I had no idea that David Lynch directed commercials until reading this story on Highsnobiety, which talked about this 1993 Adidas ad for the Adidas Tubular sneaker. It is so weird in the most David Lynch way. I don’t know if I love the ad, but I love that it exists, and I love thinking about the Adidas executives' reactions when they first watched it.
Another weird interview channel. More specifically, another weird chicken-centric interview channel. Did we need this? Absolutely not. But I am still incredibly thankful the YouTube algorithm forced this very british, very funny chicken channel on me. I’ve only watched the Charli XCX (above) and Rosalía interviews so far, but Amelia is funny enough in both of those for me to recommend the entire channel. Maybe start with an artist you like, such as Finneas or Jack Harlow (🤮). Just wanted to get some Jack Harlow commentary in TBH.

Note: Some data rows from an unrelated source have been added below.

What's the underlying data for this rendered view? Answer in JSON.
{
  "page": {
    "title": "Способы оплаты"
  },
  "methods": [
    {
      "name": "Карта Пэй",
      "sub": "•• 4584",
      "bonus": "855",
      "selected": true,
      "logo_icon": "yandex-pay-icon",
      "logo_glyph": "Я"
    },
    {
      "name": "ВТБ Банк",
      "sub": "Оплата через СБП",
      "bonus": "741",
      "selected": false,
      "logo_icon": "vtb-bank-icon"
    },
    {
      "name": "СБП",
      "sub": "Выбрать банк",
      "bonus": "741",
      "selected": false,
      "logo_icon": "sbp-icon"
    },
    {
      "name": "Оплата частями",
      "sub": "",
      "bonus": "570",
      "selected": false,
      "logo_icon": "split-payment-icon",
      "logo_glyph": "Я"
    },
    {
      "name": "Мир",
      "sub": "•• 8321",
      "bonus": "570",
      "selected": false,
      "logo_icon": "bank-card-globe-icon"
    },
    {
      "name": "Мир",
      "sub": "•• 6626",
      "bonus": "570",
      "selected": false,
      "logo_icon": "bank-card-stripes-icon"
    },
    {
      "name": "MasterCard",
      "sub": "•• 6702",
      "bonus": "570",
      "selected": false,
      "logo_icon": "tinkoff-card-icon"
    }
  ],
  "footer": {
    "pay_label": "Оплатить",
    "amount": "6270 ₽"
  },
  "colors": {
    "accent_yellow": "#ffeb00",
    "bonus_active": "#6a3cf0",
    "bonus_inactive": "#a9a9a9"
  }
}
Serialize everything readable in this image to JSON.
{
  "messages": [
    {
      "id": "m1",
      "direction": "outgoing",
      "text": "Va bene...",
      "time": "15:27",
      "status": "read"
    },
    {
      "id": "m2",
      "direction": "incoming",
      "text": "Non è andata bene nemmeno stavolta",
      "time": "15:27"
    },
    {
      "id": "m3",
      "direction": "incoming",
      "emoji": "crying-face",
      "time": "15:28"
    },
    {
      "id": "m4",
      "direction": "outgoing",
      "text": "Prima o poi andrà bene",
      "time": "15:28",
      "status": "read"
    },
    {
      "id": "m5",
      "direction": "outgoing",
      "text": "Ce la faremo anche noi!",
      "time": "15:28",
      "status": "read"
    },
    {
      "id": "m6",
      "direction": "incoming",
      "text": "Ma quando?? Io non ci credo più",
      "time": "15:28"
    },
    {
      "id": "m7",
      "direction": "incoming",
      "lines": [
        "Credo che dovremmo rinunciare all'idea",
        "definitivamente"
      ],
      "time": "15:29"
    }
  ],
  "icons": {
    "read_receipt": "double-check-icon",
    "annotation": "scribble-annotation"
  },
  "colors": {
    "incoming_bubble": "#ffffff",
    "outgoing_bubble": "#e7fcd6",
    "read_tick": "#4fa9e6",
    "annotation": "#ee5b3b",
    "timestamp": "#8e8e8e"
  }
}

I think Western Hydrodynamic Research makes some cool stuff. If I’m being honest, I really like the name. It has a great “Life Aquatic with Steve Zissou” quality. I also like that it just isn’t that serious. Case in point: the campaign for their new collection, which just fully embraces the stock photo watermark instead of trying to make things look perfect.
No photos, no links, not even a real recipe! Today is my second Friday in a row using (mostly) veggies from my CSA to make a fat frittata. I was not a fan of these savory egg cakes for so long (too dry!) but I have seen the light. Look up a recipe if you want, but basically you just need to cook a bunch of veggies (spinach, mushrooms, potatoes, chard, arugula, whatever!!) with olive oil and set them aside to cool. Scramble 8 eggs in a bowl, add some parm and greek yogurt, scramble more. Combine with the veggies. Salt, pepper, red pepper flakes if you’d like. Then throw all of that in a hot, well-oiled pan until the bottom cooks nicely. Lift the cooked parts to let the runny parts under (you know that move). Then set it under the broiler to cook the top. Not too much, though. This is art, not science. You can always cook it more, but you can’t always convince someone that your overcooked frittata is an avoidable mistake and not how they all turn out.